→ **REQUIRED WORK**
Across these entries, work out how many lines carry the string "INTERNAL", and give only that number.
Start of PROVIDED INFORMATION
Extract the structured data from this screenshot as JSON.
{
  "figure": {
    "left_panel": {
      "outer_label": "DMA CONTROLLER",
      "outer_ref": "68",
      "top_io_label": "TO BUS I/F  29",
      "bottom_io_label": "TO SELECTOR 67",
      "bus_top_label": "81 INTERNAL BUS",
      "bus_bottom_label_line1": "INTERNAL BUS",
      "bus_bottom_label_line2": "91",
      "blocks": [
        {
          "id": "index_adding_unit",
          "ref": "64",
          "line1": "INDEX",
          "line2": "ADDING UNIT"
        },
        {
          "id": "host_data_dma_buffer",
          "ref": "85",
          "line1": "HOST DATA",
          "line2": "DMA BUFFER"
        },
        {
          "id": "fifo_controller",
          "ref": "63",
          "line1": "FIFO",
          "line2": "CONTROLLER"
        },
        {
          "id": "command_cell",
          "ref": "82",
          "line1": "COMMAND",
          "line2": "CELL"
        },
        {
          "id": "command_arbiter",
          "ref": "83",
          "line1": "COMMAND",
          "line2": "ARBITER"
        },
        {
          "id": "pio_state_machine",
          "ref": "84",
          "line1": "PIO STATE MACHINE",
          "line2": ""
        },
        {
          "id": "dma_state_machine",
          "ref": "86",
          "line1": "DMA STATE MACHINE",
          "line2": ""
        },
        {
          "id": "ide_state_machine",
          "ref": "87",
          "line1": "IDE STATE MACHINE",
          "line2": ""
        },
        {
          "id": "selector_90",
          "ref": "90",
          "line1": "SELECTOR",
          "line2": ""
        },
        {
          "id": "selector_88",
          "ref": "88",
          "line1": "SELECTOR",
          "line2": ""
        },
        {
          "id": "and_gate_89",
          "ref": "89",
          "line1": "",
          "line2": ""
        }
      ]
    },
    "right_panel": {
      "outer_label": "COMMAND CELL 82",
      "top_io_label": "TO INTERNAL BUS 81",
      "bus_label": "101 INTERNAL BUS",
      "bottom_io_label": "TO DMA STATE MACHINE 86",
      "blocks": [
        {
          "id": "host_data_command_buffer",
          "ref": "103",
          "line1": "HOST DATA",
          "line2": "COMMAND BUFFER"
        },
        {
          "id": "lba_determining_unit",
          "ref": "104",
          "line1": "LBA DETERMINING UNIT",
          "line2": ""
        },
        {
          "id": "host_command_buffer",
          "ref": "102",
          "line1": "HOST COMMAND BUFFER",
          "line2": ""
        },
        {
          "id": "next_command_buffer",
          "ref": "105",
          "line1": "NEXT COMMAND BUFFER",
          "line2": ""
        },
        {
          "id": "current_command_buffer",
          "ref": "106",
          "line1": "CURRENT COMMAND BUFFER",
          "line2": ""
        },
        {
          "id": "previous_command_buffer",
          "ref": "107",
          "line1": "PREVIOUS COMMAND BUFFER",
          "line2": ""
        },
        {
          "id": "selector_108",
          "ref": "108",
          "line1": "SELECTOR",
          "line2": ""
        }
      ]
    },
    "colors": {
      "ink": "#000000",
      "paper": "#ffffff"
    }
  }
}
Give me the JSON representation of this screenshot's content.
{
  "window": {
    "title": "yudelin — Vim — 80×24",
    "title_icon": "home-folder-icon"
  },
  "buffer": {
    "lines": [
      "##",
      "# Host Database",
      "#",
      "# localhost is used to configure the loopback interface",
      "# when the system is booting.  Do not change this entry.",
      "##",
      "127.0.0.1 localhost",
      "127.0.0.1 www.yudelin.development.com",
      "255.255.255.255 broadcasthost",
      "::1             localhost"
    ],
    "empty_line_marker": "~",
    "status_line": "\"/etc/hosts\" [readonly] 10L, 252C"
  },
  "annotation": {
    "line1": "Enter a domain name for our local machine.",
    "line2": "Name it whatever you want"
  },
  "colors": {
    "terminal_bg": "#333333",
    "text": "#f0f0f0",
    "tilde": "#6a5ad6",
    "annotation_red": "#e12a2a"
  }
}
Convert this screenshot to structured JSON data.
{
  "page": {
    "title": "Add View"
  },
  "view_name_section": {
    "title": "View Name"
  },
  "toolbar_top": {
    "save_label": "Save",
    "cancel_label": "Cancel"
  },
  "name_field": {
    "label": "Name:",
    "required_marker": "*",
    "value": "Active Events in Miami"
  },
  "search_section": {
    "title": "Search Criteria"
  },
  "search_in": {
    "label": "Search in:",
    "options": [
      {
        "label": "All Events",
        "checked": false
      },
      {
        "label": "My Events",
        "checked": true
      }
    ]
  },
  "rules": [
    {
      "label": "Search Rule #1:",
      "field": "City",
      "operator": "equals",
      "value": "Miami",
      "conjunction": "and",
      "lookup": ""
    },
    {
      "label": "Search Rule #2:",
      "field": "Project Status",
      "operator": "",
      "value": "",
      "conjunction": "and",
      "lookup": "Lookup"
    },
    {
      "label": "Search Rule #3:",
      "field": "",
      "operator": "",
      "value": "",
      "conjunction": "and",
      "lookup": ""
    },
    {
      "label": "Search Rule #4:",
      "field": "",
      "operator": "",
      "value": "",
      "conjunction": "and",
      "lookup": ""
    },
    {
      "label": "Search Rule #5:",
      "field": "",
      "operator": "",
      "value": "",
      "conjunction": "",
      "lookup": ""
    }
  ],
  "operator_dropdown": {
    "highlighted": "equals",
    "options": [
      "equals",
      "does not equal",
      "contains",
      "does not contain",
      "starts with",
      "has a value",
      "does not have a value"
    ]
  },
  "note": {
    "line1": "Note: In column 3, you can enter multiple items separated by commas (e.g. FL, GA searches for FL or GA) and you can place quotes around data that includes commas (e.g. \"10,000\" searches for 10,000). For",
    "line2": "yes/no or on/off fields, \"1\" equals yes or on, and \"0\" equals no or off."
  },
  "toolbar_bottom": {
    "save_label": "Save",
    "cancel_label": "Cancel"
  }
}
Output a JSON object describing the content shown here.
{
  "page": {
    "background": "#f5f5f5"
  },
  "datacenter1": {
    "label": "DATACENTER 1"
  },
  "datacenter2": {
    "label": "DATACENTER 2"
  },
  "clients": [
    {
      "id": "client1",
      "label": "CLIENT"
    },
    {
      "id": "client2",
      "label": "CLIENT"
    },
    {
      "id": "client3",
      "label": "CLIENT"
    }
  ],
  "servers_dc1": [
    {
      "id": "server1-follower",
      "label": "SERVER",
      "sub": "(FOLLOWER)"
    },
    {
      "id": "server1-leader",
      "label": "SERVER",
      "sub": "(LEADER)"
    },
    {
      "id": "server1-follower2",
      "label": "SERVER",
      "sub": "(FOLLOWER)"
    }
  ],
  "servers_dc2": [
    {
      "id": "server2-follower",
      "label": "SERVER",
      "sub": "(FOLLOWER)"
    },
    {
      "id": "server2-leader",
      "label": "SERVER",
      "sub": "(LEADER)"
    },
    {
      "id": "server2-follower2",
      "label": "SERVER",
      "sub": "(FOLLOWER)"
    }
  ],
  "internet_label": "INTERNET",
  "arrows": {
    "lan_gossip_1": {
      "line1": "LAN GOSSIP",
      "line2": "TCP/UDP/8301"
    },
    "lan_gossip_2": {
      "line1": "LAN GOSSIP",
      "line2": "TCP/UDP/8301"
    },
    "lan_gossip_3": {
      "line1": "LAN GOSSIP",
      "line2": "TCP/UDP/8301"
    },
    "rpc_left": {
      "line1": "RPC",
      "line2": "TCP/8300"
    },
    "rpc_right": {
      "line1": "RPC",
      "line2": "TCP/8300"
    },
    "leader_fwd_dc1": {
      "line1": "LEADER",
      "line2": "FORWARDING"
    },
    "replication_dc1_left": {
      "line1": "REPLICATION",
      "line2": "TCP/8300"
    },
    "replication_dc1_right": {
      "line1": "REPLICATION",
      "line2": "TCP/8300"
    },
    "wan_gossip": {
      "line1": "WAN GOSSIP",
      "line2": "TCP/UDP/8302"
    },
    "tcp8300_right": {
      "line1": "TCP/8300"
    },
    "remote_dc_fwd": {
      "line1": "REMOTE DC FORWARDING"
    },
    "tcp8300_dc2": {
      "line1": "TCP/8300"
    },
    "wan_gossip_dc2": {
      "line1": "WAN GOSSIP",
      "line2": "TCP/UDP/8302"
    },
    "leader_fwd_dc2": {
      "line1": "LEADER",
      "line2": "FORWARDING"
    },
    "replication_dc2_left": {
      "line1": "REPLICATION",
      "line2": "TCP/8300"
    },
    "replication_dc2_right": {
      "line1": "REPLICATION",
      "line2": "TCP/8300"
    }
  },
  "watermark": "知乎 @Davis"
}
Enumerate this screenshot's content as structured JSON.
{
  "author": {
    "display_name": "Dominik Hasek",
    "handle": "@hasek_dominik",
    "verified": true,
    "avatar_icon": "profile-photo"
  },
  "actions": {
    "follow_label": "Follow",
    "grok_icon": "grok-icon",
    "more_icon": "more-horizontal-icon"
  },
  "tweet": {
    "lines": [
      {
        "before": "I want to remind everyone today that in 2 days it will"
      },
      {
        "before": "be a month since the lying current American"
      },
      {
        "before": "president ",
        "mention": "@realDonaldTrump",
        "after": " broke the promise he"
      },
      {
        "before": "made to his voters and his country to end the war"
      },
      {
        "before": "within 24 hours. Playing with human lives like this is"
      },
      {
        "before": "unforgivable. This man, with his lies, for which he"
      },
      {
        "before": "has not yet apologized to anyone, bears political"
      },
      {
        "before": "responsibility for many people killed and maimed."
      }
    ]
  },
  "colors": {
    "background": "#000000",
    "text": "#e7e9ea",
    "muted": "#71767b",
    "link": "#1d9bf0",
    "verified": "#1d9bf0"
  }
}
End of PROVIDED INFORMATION
→ **SOLUTION FOR THIS EXERCISE**
4